Mingling with the morning breeze, is the smell of sweet victory, driving away all defeat and despair in my weary soul.
These were the opening words of ‘Sweet Victory’ my first novel, written over three months when I was nineteen years old. I conceived the idea in the washrooms of Kiwi Factory in Baba Dogo, off Outering Road and near Thika Road.
My hands were sweaty because of the heavy plastic gloves that I was wearing. They were clasping an equally heavy brush with which I was scrubbing the toilet floor.
I was postponing cleaning the five toilets and was spending too much time in the urinal section. It was my second week of casual work at the factory and I had been assigned to clean the toilets. With casual work, you did whatever the foreman told you to do on any given day. That Monday, he had told me with a smile to that my work for the week would be to clean toilets.
What! I thought in disbelief. I John Bwakali (back then I rarely used David) would be cleaning toilets! Someone who was always top three in primary school and top ten in recently concluded secondary school was now expected to wash toilets! You must be kidding.
But Njoroge, as the foreman was known wasn’t kidding. He even had the courtesy of fetching the black heavy gloves and a similarly black bucket for me. The colour of the cleaning equipment captured my moods perfectly.
And so there I was, cleaning the men’s toilets of Kiwi factory. Every once in a while fellow casual labourers would walk in to relieve themselves and look at me as with pity as if they were managers wouldn’t be earning the KES 105 (almost two USD at the time) that casual labourers were paid at the end of each day.
When the actual managers did come to the washrooms, with their navy blue suits and clean haircuts, they would barely glance at me. I don’t think they even noticed that a fellow human being was in the room, cleaning up their mess. One of them hurriedly entered one of the five toilets and banged the door. The explosions that followed must have been the result of a weekend full of nyama choma (roast meat) and beer. When I gathered all my courage and entered that particular toilet half an hour later, I almost fainted out of despair. Although he had flashed, his weekend exploits had refused to depart gracefully from the toilet bowl. I was about to walk away in defiance when God spoke to me through the manager’s sheet.

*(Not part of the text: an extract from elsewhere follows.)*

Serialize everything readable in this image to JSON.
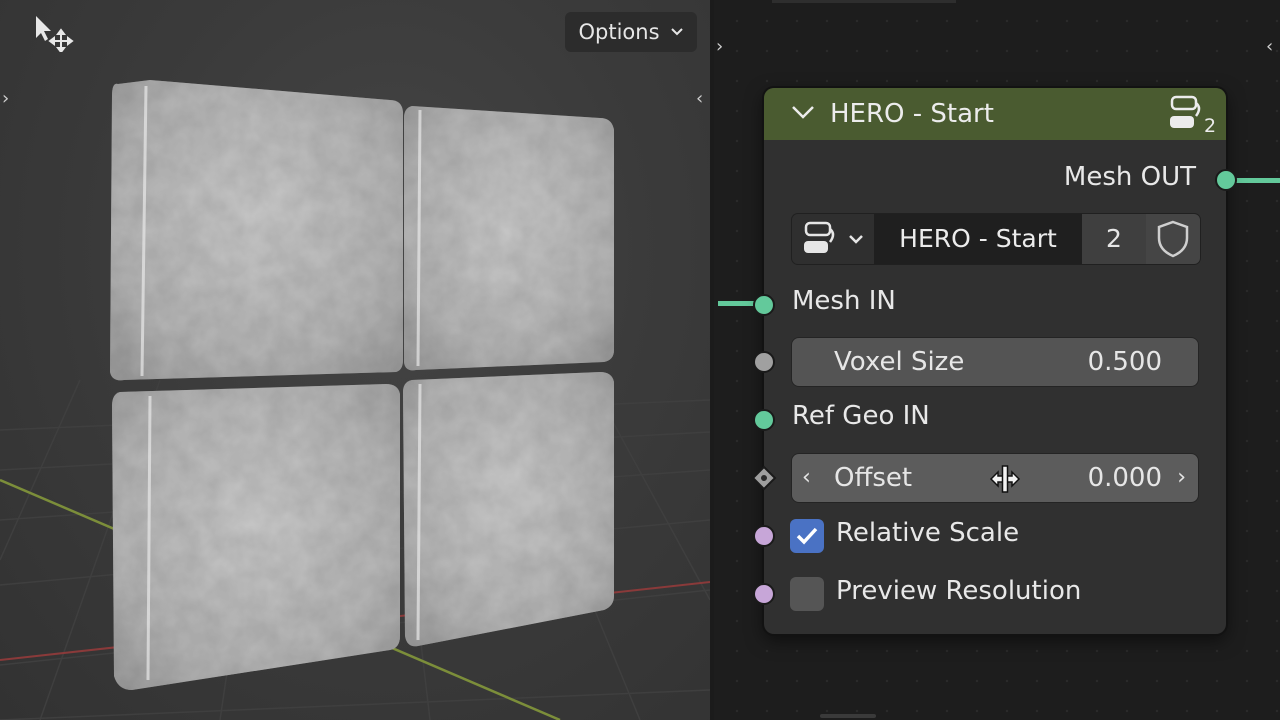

It doesn’t matter that he earns one hundred times what you earn. If he can’t clean his own sheet, then his life must be full of other sheet that needs cleaning. So in that regard, you are much better off. Take heart. You are both human beings and if you fancy it, one day you can be a manager. His manager.
These words didn’t come from a trumpet in the skies but they just appeared gently in my mind. I smiled as two additional words appeared – sweet victory.
I decided there and then that I would write a book whose title would be ‘sweet victory.’ The book would be about the unlikely triumph of a young man when faced by the seemingly unbeatable challenges of life.
Later that evening, Papa bought for me two 36-page exercise books. I sat down on the coffee table of our humble one-room Umoja house and began writing my first novel.
Thus began my love affair with writing.